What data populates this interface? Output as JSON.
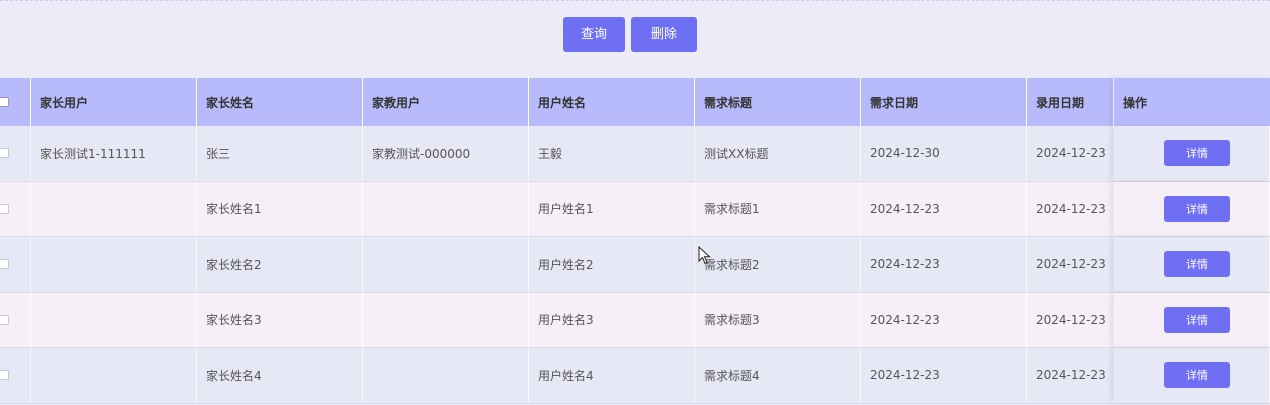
{
  "toolbar": {
    "query_label": "查询",
    "delete_label": "删除"
  },
  "table": {
    "columns": [
      "家长用户",
      "家长姓名",
      "家教用户",
      "用户姓名",
      "需求标题",
      "需求日期",
      "录用日期",
      "操作"
    ],
    "rows": [
      {
        "parent_user": "家长测试1-111111",
        "parent_name": "张三",
        "tutor_user": "家教测试-000000",
        "user_name": "王毅",
        "demand_title": "测试XX标题",
        "demand_date": "2024-12-30",
        "hire_date": "2024-12-23",
        "action": "详情"
      },
      {
        "parent_user": "",
        "parent_name": "家长姓名1",
        "tutor_user": "",
        "user_name": "用户姓名1",
        "demand_title": "需求标题1",
        "demand_date": "2024-12-23",
        "hire_date": "2024-12-23",
        "action": "详情"
      },
      {
        "parent_user": "",
        "parent_name": "家长姓名2",
        "tutor_user": "",
        "user_name": "用户姓名2",
        "demand_title": "需求标题2",
        "demand_date": "2024-12-23",
        "hire_date": "2024-12-23",
        "action": "详情"
      },
      {
        "parent_user": "",
        "parent_name": "家长姓名3",
        "tutor_user": "",
        "user_name": "用户姓名3",
        "demand_title": "需求标题3",
        "demand_date": "2024-12-23",
        "hire_date": "2024-12-23",
        "action": "详情"
      },
      {
        "parent_user": "",
        "parent_name": "家长姓名4",
        "tutor_user": "",
        "user_name": "用户姓名4",
        "demand_title": "需求标题4",
        "demand_date": "2024-12-23",
        "hire_date": "2024-12-23",
        "action": "详情"
      }
    ]
  },
  "colors": {
    "accent": "#6f6ff4",
    "header_bg": "#b8bbfb",
    "row_odd": "#e6e8f6",
    "row_even": "#f7eff7",
    "page_bg": "#ecebf8"
  }
}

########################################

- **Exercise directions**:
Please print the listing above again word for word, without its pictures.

- **The completed task**:
What data populates this interface? Output as JSON.
{
  "toolbar": {
    "query_label": "查询",
    "delete_label": "删除"
  },
  "table": {
    "columns": [
      "家长用户",
      "家长姓名",
      "家教用户",
      "用户姓名",
      "需求标题",
      "需求日期",
      "录用日期",
      "操作"
    ],
    "rows": [
      {
        "parent_user": "家长测试1-111111",
        "parent_name": "张三",
        "tutor_user": "家教测试-000000",
        "user_name": "王毅",
        "demand_title": "测试XX标题",
        "demand_date": "2024-12-30",
        "hire_date": "2024-12-23",
        "action": "详情"
      },
      {
        "parent_user": "",
        "parent_name": "家长姓名1",
        "tutor_user": "",
        "user_name": "用户姓名1",
        "demand_title": "需求标题1",
        "demand_date": "2024-12-23",
        "hire_date": "2024-12-23",
        "action": "详情"
      },
      {
        "parent_user": "",
        "parent_name": "家长姓名2",
        "tutor_user": "",
        "user_name": "用户姓名2",
        "demand_title": "需求标题2",
        "demand_date": "2024-12-23",
        "hire_date": "2024-12-23",
        "action": "详情"
      },
      {
        "parent_user": "",
        "parent_name": "家长姓名3",
        "tutor_user": "",
        "user_name": "用户姓名3",
        "demand_title": "需求标题3",
        "demand_date": "2024-12-23",
        "hire_date": "2024-12-23",
        "action": "详情"
      },
      {
        "parent_user": "",
        "parent_name": "家长姓名4",
        "tutor_user": "",
        "user_name": "用户姓名4",
        "demand_title": "需求标题4",
        "demand_date": "2024-12-23",
        "hire_date": "2024-12-23",
        "action": "详情"
      }
    ]
  },
  "colors": {
    "accent": "#6f6ff4",
    "header_bg": "#b8bbfb",
    "row_odd": "#e6e8f6",
    "row_even": "#f7eff7",
    "page_bg": "#ecebf8"
  }
}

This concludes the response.